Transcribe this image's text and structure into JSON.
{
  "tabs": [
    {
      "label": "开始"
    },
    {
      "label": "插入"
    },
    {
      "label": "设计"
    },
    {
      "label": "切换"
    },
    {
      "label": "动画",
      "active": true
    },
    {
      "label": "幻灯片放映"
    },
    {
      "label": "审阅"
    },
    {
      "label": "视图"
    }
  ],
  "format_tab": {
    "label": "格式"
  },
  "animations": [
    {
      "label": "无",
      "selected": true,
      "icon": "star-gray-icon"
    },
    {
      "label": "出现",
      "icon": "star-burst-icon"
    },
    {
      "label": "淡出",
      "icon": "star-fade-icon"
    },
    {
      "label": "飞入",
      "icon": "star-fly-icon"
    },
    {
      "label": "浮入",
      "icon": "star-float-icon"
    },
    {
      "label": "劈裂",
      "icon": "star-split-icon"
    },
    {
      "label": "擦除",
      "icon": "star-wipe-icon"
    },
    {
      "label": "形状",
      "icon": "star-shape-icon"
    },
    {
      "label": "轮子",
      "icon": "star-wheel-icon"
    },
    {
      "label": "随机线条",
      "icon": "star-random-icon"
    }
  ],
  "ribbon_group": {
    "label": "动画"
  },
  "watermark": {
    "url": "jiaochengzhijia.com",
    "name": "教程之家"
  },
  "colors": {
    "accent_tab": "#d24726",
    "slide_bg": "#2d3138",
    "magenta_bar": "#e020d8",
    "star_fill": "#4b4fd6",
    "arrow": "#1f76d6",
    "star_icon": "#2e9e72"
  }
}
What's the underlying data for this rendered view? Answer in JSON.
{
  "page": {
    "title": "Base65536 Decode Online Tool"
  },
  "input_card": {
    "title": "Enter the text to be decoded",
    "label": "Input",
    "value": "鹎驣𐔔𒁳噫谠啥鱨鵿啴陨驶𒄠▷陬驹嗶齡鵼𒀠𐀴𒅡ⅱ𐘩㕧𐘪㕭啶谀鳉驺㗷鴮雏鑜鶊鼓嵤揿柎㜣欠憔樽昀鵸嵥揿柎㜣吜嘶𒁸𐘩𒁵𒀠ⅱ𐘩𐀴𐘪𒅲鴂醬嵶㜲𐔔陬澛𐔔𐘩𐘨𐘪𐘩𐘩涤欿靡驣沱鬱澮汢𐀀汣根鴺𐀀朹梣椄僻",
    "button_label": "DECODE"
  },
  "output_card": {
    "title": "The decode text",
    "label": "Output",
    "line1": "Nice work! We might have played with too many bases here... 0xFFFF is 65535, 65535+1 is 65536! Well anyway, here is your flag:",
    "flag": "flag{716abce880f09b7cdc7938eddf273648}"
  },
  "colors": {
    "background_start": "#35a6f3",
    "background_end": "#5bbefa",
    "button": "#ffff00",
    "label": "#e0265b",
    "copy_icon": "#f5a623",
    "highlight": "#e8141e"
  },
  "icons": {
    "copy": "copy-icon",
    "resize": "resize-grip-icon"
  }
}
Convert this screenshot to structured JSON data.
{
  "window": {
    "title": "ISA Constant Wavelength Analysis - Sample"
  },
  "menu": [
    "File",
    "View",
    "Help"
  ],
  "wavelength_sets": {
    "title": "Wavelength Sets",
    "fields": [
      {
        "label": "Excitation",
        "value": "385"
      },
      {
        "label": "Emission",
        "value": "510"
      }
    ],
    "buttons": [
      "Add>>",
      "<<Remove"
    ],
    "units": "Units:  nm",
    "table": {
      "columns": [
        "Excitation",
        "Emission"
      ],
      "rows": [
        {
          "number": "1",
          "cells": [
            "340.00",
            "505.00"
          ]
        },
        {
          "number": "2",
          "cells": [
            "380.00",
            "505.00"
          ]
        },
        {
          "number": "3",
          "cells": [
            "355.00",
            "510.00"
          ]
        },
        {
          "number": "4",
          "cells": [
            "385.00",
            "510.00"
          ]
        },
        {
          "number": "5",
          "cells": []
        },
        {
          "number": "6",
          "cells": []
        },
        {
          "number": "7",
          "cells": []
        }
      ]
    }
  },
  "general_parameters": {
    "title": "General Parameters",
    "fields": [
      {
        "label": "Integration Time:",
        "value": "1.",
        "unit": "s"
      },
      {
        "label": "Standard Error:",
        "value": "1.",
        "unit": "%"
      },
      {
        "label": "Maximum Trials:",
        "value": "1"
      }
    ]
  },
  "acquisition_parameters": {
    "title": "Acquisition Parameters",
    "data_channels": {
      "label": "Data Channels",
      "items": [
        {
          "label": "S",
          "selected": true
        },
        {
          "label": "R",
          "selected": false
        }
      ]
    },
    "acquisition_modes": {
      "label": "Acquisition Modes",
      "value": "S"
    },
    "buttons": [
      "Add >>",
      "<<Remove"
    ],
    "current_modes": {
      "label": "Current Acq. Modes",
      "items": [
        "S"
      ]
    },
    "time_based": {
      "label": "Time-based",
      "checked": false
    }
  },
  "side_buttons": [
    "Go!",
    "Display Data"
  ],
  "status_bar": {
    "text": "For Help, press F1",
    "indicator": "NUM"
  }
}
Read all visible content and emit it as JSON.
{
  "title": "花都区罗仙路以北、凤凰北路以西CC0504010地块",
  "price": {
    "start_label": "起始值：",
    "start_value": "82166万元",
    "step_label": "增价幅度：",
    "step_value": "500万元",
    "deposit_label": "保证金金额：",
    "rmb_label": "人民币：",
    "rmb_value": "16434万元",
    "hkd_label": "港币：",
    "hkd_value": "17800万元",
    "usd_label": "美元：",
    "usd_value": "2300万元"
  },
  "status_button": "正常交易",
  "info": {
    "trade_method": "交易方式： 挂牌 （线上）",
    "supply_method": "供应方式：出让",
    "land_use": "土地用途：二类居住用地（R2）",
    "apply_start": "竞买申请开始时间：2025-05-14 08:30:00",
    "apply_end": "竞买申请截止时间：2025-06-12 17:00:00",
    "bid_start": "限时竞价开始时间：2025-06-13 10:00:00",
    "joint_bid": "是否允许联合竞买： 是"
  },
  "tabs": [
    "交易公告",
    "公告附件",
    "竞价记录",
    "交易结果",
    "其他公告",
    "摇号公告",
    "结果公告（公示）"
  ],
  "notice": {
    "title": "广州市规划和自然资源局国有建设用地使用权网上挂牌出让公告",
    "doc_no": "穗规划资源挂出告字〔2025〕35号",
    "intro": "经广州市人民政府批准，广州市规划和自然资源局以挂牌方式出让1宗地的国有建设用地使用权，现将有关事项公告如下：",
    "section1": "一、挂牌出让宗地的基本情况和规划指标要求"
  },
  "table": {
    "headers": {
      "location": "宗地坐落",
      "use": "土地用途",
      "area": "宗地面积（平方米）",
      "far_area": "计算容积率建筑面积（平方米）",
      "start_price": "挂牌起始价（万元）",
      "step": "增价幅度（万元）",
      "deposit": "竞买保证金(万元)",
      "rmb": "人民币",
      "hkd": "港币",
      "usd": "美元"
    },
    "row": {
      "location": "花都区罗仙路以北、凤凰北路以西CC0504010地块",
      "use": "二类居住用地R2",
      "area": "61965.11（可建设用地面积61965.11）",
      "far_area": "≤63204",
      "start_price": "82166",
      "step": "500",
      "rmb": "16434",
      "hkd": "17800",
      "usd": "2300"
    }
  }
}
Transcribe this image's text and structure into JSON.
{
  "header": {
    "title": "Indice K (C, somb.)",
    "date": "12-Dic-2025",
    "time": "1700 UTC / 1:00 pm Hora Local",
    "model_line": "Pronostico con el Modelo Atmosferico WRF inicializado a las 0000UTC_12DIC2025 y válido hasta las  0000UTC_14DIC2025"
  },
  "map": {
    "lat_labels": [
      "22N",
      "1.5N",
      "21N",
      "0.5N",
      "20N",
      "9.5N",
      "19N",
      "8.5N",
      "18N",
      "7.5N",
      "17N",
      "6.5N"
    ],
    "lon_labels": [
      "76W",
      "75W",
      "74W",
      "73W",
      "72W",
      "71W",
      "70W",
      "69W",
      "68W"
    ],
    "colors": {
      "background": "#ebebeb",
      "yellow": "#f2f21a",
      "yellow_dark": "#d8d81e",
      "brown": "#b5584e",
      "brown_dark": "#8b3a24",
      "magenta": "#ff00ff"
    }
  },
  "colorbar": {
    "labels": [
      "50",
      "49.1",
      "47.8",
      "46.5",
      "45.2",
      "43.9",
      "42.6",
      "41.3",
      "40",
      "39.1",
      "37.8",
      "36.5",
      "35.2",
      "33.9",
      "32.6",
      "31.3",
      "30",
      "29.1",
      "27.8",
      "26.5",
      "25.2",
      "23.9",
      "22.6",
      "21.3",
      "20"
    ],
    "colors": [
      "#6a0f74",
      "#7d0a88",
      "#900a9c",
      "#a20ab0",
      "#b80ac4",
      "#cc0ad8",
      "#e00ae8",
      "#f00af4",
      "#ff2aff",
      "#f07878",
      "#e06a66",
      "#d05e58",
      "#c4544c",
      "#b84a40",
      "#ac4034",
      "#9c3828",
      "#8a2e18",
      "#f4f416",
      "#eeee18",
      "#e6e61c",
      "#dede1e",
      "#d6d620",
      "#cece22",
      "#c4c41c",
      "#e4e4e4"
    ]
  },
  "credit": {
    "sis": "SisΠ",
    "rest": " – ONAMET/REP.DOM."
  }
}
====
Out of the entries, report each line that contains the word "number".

          "number": "1",
          "number": "2",
          "number": "3",
          "number": "4",
          "number": "5",
          "number": "6",
          "number": "7",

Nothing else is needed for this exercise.